Catastrophic Fuel Increase: What Now?

Wednesday saw the worst fuel increase in South African history hit the country. We took a look at what it means for you.
Sherryn de Vos
2018-10-03

South Africans woke up on Wednesday morning to a knife twist in the gut. 93 and 95 (ULP & LRP) have both skyrocketed by 99c, sending the price per liter for those living inland past R17. Motorists at coastal regions can expect to pay around R16.49, while diesel is jumping R1.24! We don’t blame you if you couldn’t stomach your breakfast this morning!

Illuminating paraffin (SMNRP) will increase by R1.39 per litre and the maximum retail price of LP gas will increase by R1.79 per kilogramme.

The increase has been described as catastrophic for South Africans. We thought we would take a look at just what it means for your household.
 

Massive Strain On Ordinary South Africans

Dawie Maree, head of marketing and information at FNB Agric Business, commented that already, household consumption had fallen by 1.3% in the second quarter of 2018. This means that the general spending on everyday items has fallen, with durable goods like appliances, automobiles and jewelry have fallen massively. 

Small business and the poorer households will bear the brunt as their transport costs account for a large portion of household expenditure and the consequence of sustained fuel price increases will further erode disposable income and cause financial stress. This will force a change in spending patterns with a cut in spending on luxury items and frequency of visits to eateries.

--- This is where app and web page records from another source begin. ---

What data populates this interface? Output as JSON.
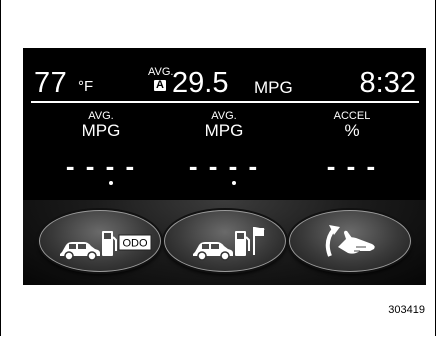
{
  "status": {
    "temperature": "77",
    "temperature_unit": "°F",
    "avg_label": "AVG.",
    "avg_badge": "A",
    "mpg_value": "29.5",
    "mpg_unit": "MPG",
    "clock": "8:32"
  },
  "columns": [
    {
      "label_top": "AVG.",
      "label_bottom": "MPG",
      "value": "- - - -"
    },
    {
      "label_top": "AVG.",
      "label_bottom": "MPG",
      "value": "- - - -"
    },
    {
      "label_top": "ACCEL",
      "label_bottom": "%",
      "value": "- - -"
    }
  ],
  "buttons": [
    {
      "icon": "car-fuel-odo-icon",
      "odo_label": "ODO"
    },
    {
      "icon": "car-fuel-flag-icon"
    },
    {
      "icon": "hand-accelerate-icon"
    }
  ],
  "figure_number": "303419",
  "colors": {
    "screen_bg": "#000000",
    "text": "#ffffff",
    "button": "#4a4a4a"
  }
}
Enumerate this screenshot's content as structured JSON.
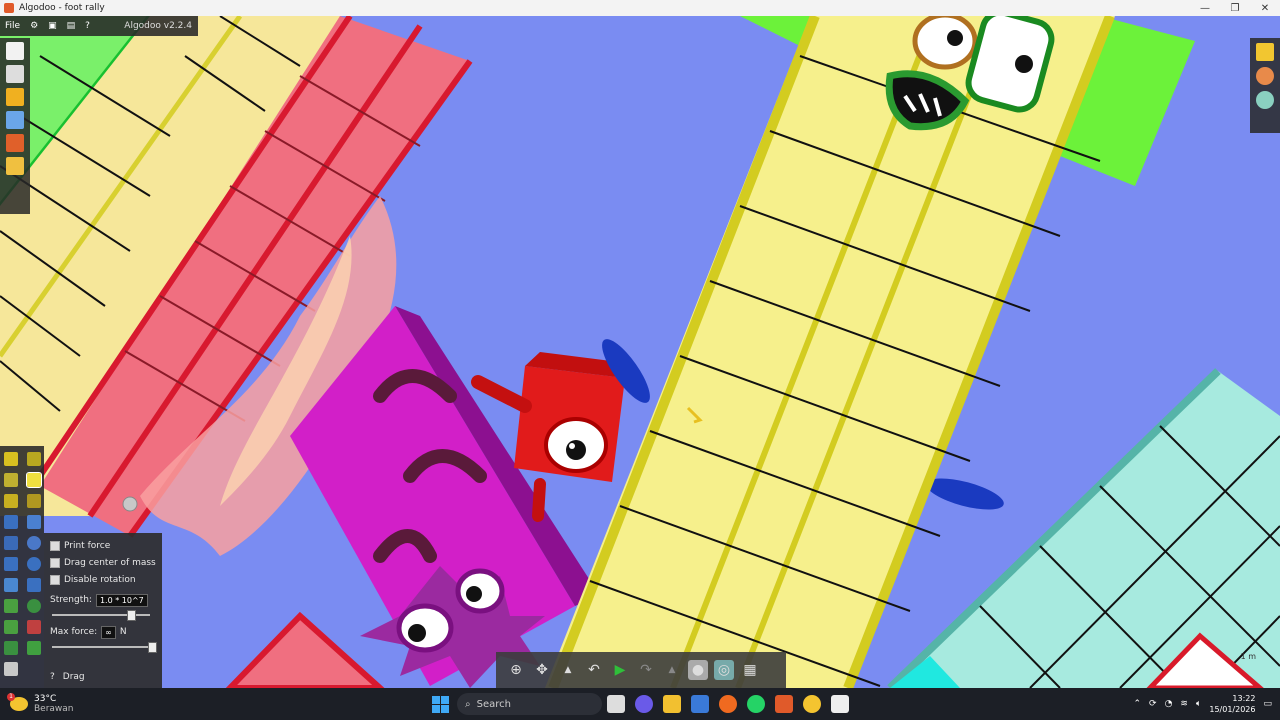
{
  "window": {
    "title": "Algodoo - foot rally",
    "minimize": "—",
    "maximize": "❐",
    "close": "✕"
  },
  "menubar": {
    "file": "File",
    "help": "?",
    "version": "Algodoo v2.2.4"
  },
  "options_panel": {
    "print_force": "Print force",
    "drag_center_of_mass": "Drag center of mass",
    "disable_rotation": "Disable rotation",
    "strength_label": "Strength:",
    "strength_value": "1.0 * 10^7",
    "strength_level": 0.8,
    "max_force_label": "Max force:",
    "max_force_value": "∞",
    "max_force_unit": "N",
    "max_force_level": 1.0,
    "tool_help": "?",
    "tool_name": "Drag"
  },
  "scale_label": "1 m",
  "taskbar": {
    "weather_temp": "33°C",
    "weather_desc": "Berawan",
    "weather_badge": "1",
    "search_placeholder": "Search",
    "time": "13:22",
    "date": "15/01/2026"
  },
  "colors": {
    "background": "#7a8cf2",
    "yellow_block": "#f6f08c",
    "red_block": "#f26f7c",
    "magenta_block": "#d21fc8",
    "teal_block": "#a7eadf",
    "green_block": "#6cf23a",
    "taskbar": "#1c1f26"
  }
}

This essentially means, that things will be even tighter by Christmas, and South Africans can expect a not-so-festive festive season. Fuel prices are expected to still climb significantly toward the end of the year, with forecasters expecting even harsher economic conditions for the country.

Even the World Bank has estimated, in the Africa Pulse report released on Monday, that the South African GDP expansion will be down to 1% from 1.4%.
 

The road ahead is bumpy. The tightness of oil supply suggests that oil prices are likely to remain elevated through the rest of the year and into 2019.

Top (Non-Governmental) Tips To Start Saving

Cutting down expenses is now going to be vital and everyone has an idea of what to start with. Leading the pack with the most ridiculous idea is our beloved government, with their top (and very laughable tip) to upgrade your vehicle. So, while expenses are skyrocketing, our revered leader’s idea of saving is spending upward of R100,000 on a brand new set of wheels!

If you don’t believe us, the tweet was looked something like this:
 

Tip 1: Measure the fuel consumption of your vehicle and consider replacing your vehicle with a more modern, high technology, fuel-efficient product.

Ok. Well, that aside, here are some genuine tips that can cut that monthly spending to get through the month.
 

Use Ride Share

Getting into work is one of the biggest road costs for anyone and it is becoming more and more popular to share a ride every morning and evening. Not only can you find out if there is someone in the office to share with, but you can possibly post on a Facebook group to find someone. Just make sure that you vet the person before hopping into a car with them!  

Cut The Coffee

Buying coffee daily is really heavy on the pocket. If you buy coffee every work day at say R24 a cup, that’s a total of R480 per month, and around R5 760 per year. Although R480 is really just half a tank of petrol in most cases, it’s still better than nothing! 

Take Lunch To Work

Pre-planning meals for the week, and making sure that you have enough for the work-day is one of the easiest and most effective ways to start cutting wasteful spending. Lunches usually cost around R50 to R75, which in the long run, can cost you up to R18,000 a year!

Just think that R375 can go into that petrol tank every week and get you that much further!
 

Bulk Buy Your Food

Talking about meals, buying in bulk at the beginning of the month, can save you thousands! Work out your monthly budget and find grocers, butchers and perishable stores that can give you bulk deals.

Buying bulk meat at the beginning of the month, and freezing it will eventually work out cheaper in the long run, when you not making individual trips to the store for dinner.
 

Stop Going Out So Much

Let’s face it. This is one of the trickiest to do, especially if you are living somewhere like Cape Town, where there is always something on. But the meals out, after-work drinks and take-outs start adding up, and you could find yourself spending thousands on unnecessary outings!  

Reduce Your Insurance Premium

It’s important to note here that we say REDUCE and not cancel! Cancelling your insurance can put you in an even worse position should something happen to you. A car accident can set you back thousands or even hundreds of thousands. If you don’t have the appropriate cover, you could also end up paying for the other parties damages too!

Negotiating your excess or even shopping different insurers could save you a couple of hundred Rand a month!